Researchers at the University of British Columbia (UBC) have identified a gene in balsam fir trees that could be used in place of ambergris – a substance harvested from whale barf – in the fragrance industry. Yes, you read that correctly…WHALE BARF!
According to the UBC news release “When sperm whales consume sharp objects, such as seashells and fish bones, their gut produces a sticky substance to protect their digestive organs. They then regurgitate the mixture – much like cats throwing up fur balls – and the vomit, reacting with seawater, turns into rock-like objects that wash ashore. These are collected and refined for their fixative properties. Called ambergris, the scented compound is added to high-end perfumes to help the fragrance stay on the skin longer.”
The study’s lead researcher noted that although ambergris is manually collected, its use has still been controversial. “First of all, it’s an animal byproduct and the use of such in cosmetics has been problematic, not to mention it comes from the sperm whale, an endangered species.”

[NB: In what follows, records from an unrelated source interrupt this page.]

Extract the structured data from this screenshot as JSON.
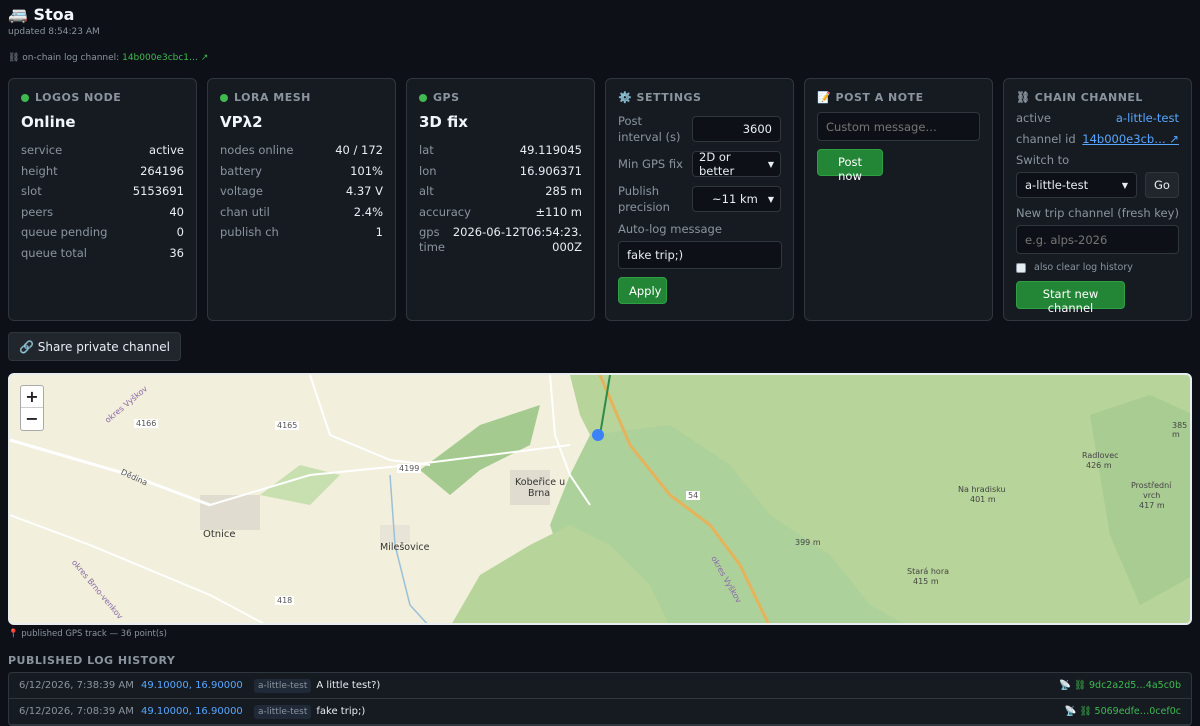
{
  "header": {
    "title": "🚐 Stoa",
    "updated": "updated 8:54:23 AM"
  },
  "chain_line": {
    "label": "⛓ on-chain log channel:",
    "hash": "14b000e3cbc1… ↗"
  },
  "logos": {
    "title": "LOGOS NODE",
    "status": "Online",
    "rows": [
      {
        "k": "service",
        "v": "active"
      },
      {
        "k": "height",
        "v": "264196"
      },
      {
        "k": "slot",
        "v": "5153691"
      },
      {
        "k": "peers",
        "v": "40"
      },
      {
        "k": "queue pending",
        "v": "0"
      },
      {
        "k": "queue total",
        "v": "36"
      }
    ]
  },
  "lora": {
    "title": "LORA MESH",
    "status": "VPλ2",
    "rows": [
      {
        "k": "nodes online",
        "v": "40 / 172"
      },
      {
        "k": "battery",
        "v": "101%"
      },
      {
        "k": "voltage",
        "v": "4.37 V"
      },
      {
        "k": "chan util",
        "v": "2.4%"
      },
      {
        "k": "publish ch",
        "v": "1"
      }
    ]
  },
  "gps": {
    "title": "GPS",
    "status": "3D fix",
    "rows": [
      {
        "k": "lat",
        "v": "49.119045"
      },
      {
        "k": "lon",
        "v": "16.906371"
      },
      {
        "k": "alt",
        "v": "285 m"
      },
      {
        "k": "accuracy",
        "v": "±110 m"
      }
    ],
    "time_k1": "gps",
    "time_k2": "time",
    "time_v1": "2026-06-12T06:54:23.",
    "time_v2": "000Z"
  },
  "settings": {
    "title": "⚙️ SETTINGS",
    "post_interval_label": "Post interval (s)",
    "post_interval_value": "3600",
    "min_fix_label": "Min GPS fix",
    "min_fix_value": "2D or better",
    "precision_label": "Publish precision",
    "precision_value": "~11 km",
    "autolog_label": "Auto-log message",
    "autolog_value": "fake trip;)",
    "apply": "Apply"
  },
  "note": {
    "title": "📝 POST A NOTE",
    "placeholder": "Custom message…",
    "post": "Post now"
  },
  "chain": {
    "title": "⛓ CHAIN CHANNEL",
    "active_k": "active",
    "active_v": "a-little-test",
    "id_k": "channel id",
    "id_v": "14b000e3cb… ↗",
    "switch_label": "Switch to",
    "switch_value": "a-little-test",
    "go": "Go",
    "new_label": "New trip channel (fresh key)",
    "new_placeholder": "e.g. alps-2026",
    "clear_label": "also clear log history",
    "start": "Start new channel"
  },
  "share": {
    "label": "🔗 Share private channel"
  },
  "map": {
    "zoom_in": "+",
    "zoom_out": "−",
    "labels": {
      "r4166": "4166",
      "r4165": "4165",
      "r4199": "4199",
      "r54": "54",
      "r418": "418",
      "otnice": "Otnice",
      "kobe": "Kobeřice u",
      "kobe2": "Brna",
      "mile": "Milešovice",
      "dedina": "Dědina",
      "okres": "okres Vyškov",
      "okres2": "okres Brno-venkov",
      "nahrad": "Na hradisku",
      "nahrad2": "401 m",
      "stara": "Stará hora",
      "stara2": "415 m",
      "radl": "Radlovec",
      "radl2": "426 m",
      "pros": "Prostřední",
      "pros2": "vrch",
      "pros3": "417 m",
      "h399": "399 m",
      "h385": "385 m",
      "okres3": "okres Vyškov"
    }
  },
  "caption": "📍 published GPS track — 36 point(s)",
  "history": {
    "title": "PUBLISHED LOG HISTORY",
    "rows": [
      {
        "ts": "6/12/2026, 7:38:39 AM",
        "coords": "49.10000, 16.90000",
        "tag": "a-little-test",
        "msg": "A little test?)",
        "tx": "📡 ⛓ 9dc2a2d5…4a5c0b"
      },
      {
        "ts": "6/12/2026, 7:08:39 AM",
        "coords": "49.10000, 16.90000",
        "tag": "a-little-test",
        "msg": "fake trip;)",
        "tx": "📡 ⛓ 5069edfe…0cef0c"
      }
    ]
  },
  "colors": {
    "accent_green": "#238636",
    "status_dot": "#3fb950",
    "link": "#58a6ff",
    "bg": "#0d1117"
  }
}
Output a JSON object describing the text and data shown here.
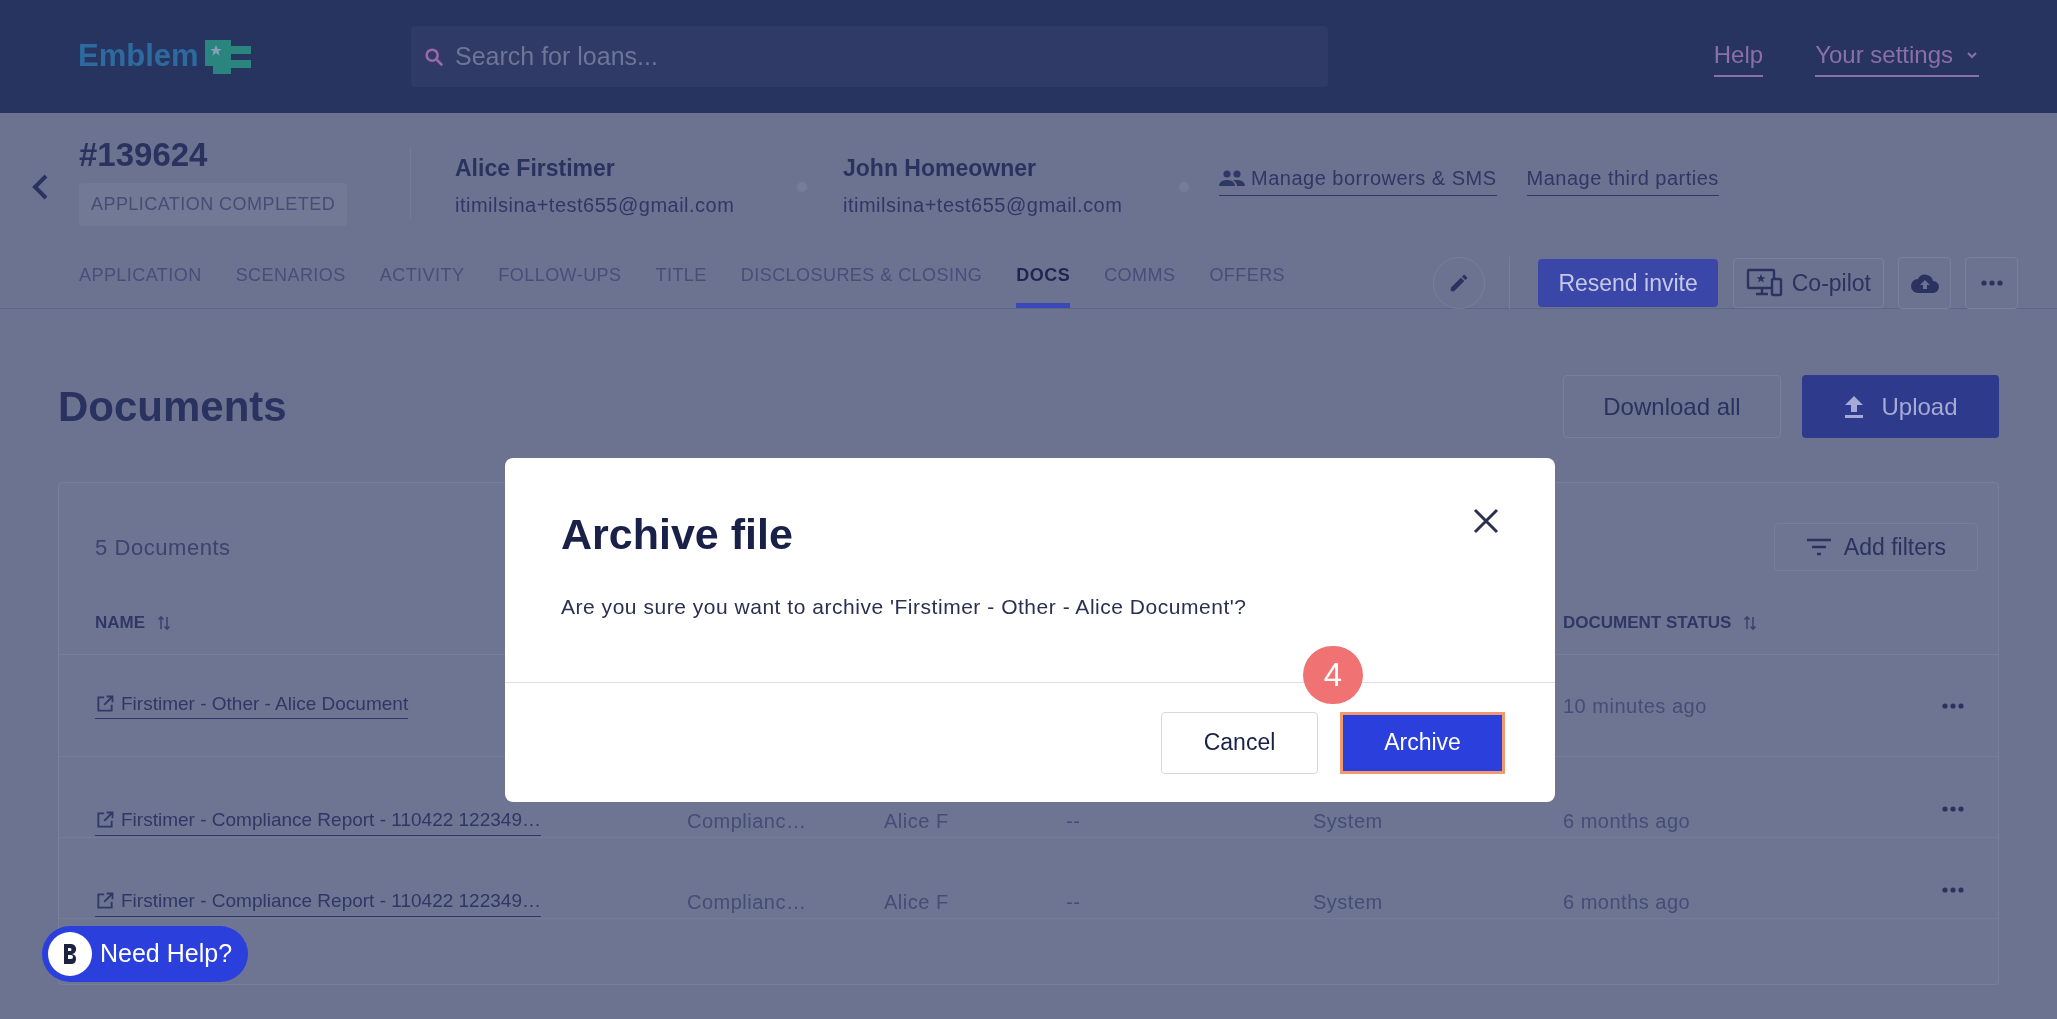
{
  "header": {
    "logo": "Emblem",
    "search": {
      "placeholder": "Search for loans..."
    },
    "links": [
      "Help",
      "Your settings"
    ]
  },
  "loan": {
    "number": "#139624",
    "status": "APPLICATION COMPLETED",
    "borrowers": [
      {
        "name": "Alice Firstimer",
        "email": "itimilsina+test655@gmail.com"
      },
      {
        "name": "John Homeowner",
        "email": "itimilsina+test655@gmail.com"
      }
    ],
    "links": [
      "Manage borrowers & SMS",
      "Manage third parties"
    ]
  },
  "tabs": [
    {
      "label": "APPLICATION",
      "selected": false
    },
    {
      "label": "SCENARIOS",
      "selected": false
    },
    {
      "label": "ACTIVITY",
      "selected": false
    },
    {
      "label": "FOLLOW-UPS",
      "selected": false
    },
    {
      "label": "TITLE",
      "selected": false
    },
    {
      "label": "DISCLOSURES & CLOSING",
      "selected": false
    },
    {
      "label": "DOCS",
      "selected": true
    },
    {
      "label": "COMMS",
      "selected": false
    },
    {
      "label": "OFFERS",
      "selected": false
    }
  ],
  "actions": {
    "resend": "Resend invite",
    "copilot": "Co-pilot"
  },
  "page": {
    "title": "Documents",
    "download": "Download all",
    "upload": "Upload"
  },
  "documents": {
    "count": "5 Documents",
    "filter": "Add filters",
    "columns": {
      "name": "NAME",
      "status": "DOCUMENT STATUS"
    },
    "rows": [
      {
        "name": "Firstimer - Other - Alice Document",
        "status": "10 minutes ago"
      },
      {
        "name": "Firstimer - Compliance Report - 110422 122349…",
        "column_2": "Complianc…",
        "column_3": "Alice F",
        "column_4": "--",
        "column_5": "System",
        "status": "6 months ago"
      },
      {
        "name": "Firstimer - Compliance Report - 110422 122349…",
        "column_2": "Complianc…",
        "column_3": "Alice F",
        "column_4": "--",
        "column_5": "System",
        "status": "6 months ago"
      }
    ]
  },
  "help": "Need Help?",
  "dialog": {
    "title": "Archive file",
    "message": "Are you sure you want to archive 'Firstimer - Other - Alice Document'?",
    "cancel": "Cancel",
    "confirm": "Archive",
    "step": "4"
  }
}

The balsam fir gene is also much more efficient at producing these types of compounds, meaning its use could make the production of fragrances and other products less expensive, more sustainable, and less controversial.
Additional study details are posted in the April 6 issue of the Journal of Biological Chemistry.
Image Credit: Paul Mallett/Flickr